=== Section Start ===
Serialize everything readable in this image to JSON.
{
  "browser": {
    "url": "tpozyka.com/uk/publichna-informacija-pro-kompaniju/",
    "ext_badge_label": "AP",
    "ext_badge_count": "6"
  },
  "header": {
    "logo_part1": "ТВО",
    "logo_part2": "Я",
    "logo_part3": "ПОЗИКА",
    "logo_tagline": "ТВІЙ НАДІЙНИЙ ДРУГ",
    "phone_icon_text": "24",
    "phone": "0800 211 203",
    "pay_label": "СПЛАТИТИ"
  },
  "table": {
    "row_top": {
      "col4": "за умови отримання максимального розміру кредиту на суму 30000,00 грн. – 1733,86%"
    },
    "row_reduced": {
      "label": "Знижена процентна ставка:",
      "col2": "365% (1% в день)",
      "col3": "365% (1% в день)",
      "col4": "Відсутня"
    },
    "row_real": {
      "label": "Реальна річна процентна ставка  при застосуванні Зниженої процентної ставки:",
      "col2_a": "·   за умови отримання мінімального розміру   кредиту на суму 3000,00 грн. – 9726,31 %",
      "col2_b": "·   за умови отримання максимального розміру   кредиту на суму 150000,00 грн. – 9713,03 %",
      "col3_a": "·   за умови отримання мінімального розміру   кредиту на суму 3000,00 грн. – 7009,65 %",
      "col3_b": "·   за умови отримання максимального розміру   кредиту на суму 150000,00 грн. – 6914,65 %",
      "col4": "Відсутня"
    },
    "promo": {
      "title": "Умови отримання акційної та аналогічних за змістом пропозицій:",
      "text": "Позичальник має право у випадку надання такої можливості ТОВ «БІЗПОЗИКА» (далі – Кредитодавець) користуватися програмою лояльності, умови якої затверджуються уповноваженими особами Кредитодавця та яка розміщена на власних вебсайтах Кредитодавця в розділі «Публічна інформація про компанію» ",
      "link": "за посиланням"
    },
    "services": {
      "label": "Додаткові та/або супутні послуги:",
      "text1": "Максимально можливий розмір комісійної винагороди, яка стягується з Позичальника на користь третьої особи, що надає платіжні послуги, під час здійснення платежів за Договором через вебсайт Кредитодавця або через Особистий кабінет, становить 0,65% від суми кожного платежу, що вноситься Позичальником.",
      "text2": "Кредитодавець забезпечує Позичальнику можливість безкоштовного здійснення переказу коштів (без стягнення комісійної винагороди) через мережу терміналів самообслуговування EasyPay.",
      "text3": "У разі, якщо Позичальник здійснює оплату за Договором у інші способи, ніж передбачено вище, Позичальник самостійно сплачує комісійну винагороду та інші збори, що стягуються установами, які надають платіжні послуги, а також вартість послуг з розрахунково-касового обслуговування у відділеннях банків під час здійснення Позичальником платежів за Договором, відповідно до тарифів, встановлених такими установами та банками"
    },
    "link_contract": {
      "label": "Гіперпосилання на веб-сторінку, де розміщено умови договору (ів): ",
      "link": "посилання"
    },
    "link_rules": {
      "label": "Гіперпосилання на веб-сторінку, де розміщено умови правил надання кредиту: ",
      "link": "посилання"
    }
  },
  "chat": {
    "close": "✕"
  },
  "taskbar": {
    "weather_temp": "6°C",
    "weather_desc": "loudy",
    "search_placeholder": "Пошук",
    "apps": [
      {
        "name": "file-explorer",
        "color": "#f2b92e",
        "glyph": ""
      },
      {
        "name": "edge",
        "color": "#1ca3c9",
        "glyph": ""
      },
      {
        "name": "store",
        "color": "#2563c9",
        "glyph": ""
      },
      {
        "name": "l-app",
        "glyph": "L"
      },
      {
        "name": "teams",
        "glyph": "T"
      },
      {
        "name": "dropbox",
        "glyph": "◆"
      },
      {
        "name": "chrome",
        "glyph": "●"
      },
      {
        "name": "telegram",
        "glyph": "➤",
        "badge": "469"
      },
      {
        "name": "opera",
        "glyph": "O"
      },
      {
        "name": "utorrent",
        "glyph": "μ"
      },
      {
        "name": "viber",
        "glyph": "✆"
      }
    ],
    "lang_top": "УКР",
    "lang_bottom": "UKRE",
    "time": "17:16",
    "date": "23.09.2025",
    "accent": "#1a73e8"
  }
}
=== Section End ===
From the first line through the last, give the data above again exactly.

▶ _EXERCISE RESULT_:
Serialize everything readable in this image to JSON.
{
  "browser": {
    "url": "tpozyka.com/uk/publichna-informacija-pro-kompaniju/",
    "ext_badge_label": "AP",
    "ext_badge_count": "6"
  },
  "header": {
    "logo_part1": "ТВО",
    "logo_part2": "Я",
    "logo_part3": "ПОЗИКА",
    "logo_tagline": "ТВІЙ НАДІЙНИЙ ДРУГ",
    "phone_icon_text": "24",
    "phone": "0800 211 203",
    "pay_label": "СПЛАТИТИ"
  },
  "table": {
    "row_top": {
      "col4": "за умови отримання максимального розміру кредиту на суму 30000,00 грн. – 1733,86%"
    },
    "row_reduced": {
      "label": "Знижена процентна ставка:",
      "col2": "365% (1% в день)",
      "col3": "365% (1% в день)",
      "col4": "Відсутня"
    },
    "row_real": {
      "label": "Реальна річна процентна ставка  при застосуванні Зниженої процентної ставки:",
      "col2_a": "·   за умови отримання мінімального розміру   кредиту на суму 3000,00 грн. – 9726,31 %",
      "col2_b": "·   за умови отримання максимального розміру   кредиту на суму 150000,00 грн. – 9713,03 %",
      "col3_a": "·   за умови отримання мінімального розміру   кредиту на суму 3000,00 грн. – 7009,65 %",
      "col3_b": "·   за умови отримання максимального розміру   кредиту на суму 150000,00 грн. – 6914,65 %",
      "col4": "Відсутня"
    },
    "promo": {
      "title": "Умови отримання акційної та аналогічних за змістом пропозицій:",
      "text": "Позичальник має право у випадку надання такої можливості ТОВ «БІЗПОЗИКА» (далі – Кредитодавець) користуватися програмою лояльності, умови якої затверджуються уповноваженими особами Кредитодавця та яка розміщена на власних вебсайтах Кредитодавця в розділі «Публічна інформація про компанію» ",
      "link": "за посиланням"
    },
    "services": {
      "label": "Додаткові та/або супутні послуги:",
      "text1": "Максимально можливий розмір комісійної винагороди, яка стягується з Позичальника на користь третьої особи, що надає платіжні послуги, під час здійснення платежів за Договором через вебсайт Кредитодавця або через Особистий кабінет, становить 0,65% від суми кожного платежу, що вноситься Позичальником.",
      "text2": "Кредитодавець забезпечує Позичальнику можливість безкоштовного здійснення переказу коштів (без стягнення комісійної винагороди) через мережу терміналів самообслуговування EasyPay.",
      "text3": "У разі, якщо Позичальник здійснює оплату за Договором у інші способи, ніж передбачено вище, Позичальник самостійно сплачує комісійну винагороду та інші збори, що стягуються установами, які надають платіжні послуги, а також вартість послуг з розрахунково-касового обслуговування у відділеннях банків під час здійснення Позичальником платежів за Договором, відповідно до тарифів, встановлених такими установами та банками"
    },
    "link_contract": {
      "label": "Гіперпосилання на веб-сторінку, де розміщено умови договору (ів): ",
      "link": "посилання"
    },
    "link_rules": {
      "label": "Гіперпосилання на веб-сторінку, де розміщено умови правил надання кредиту: ",
      "link": "посилання"
    }
  },
  "chat": {
    "close": "✕"
  },
  "taskbar": {
    "weather_temp": "6°C",
    "weather_desc": "loudy",
    "search_placeholder": "Пошук",
    "apps": [
      {
        "name": "file-explorer",
        "color": "#f2b92e",
        "glyph": ""
      },
      {
        "name": "edge",
        "color": "#1ca3c9",
        "glyph": ""
      },
      {
        "name": "store",
        "color": "#2563c9",
        "glyph": ""
      },
      {
        "name": "l-app",
        "glyph": "L"
      },
      {
        "name": "teams",
        "glyph": "T"
      },
      {
        "name": "dropbox",
        "glyph": "◆"
      },
      {
        "name": "chrome",
        "glyph": "●"
      },
      {
        "name": "telegram",
        "glyph": "➤",
        "badge": "469"
      },
      {
        "name": "opera",
        "glyph": "O"
      },
      {
        "name": "utorrent",
        "glyph": "μ"
      },
      {
        "name": "viber",
        "glyph": "✆"
      }
    ],
    "lang_top": "УКР",
    "lang_bottom": "UKRE",
    "time": "17:16",
    "date": "23.09.2025",
    "accent": "#1a73e8"
  }
}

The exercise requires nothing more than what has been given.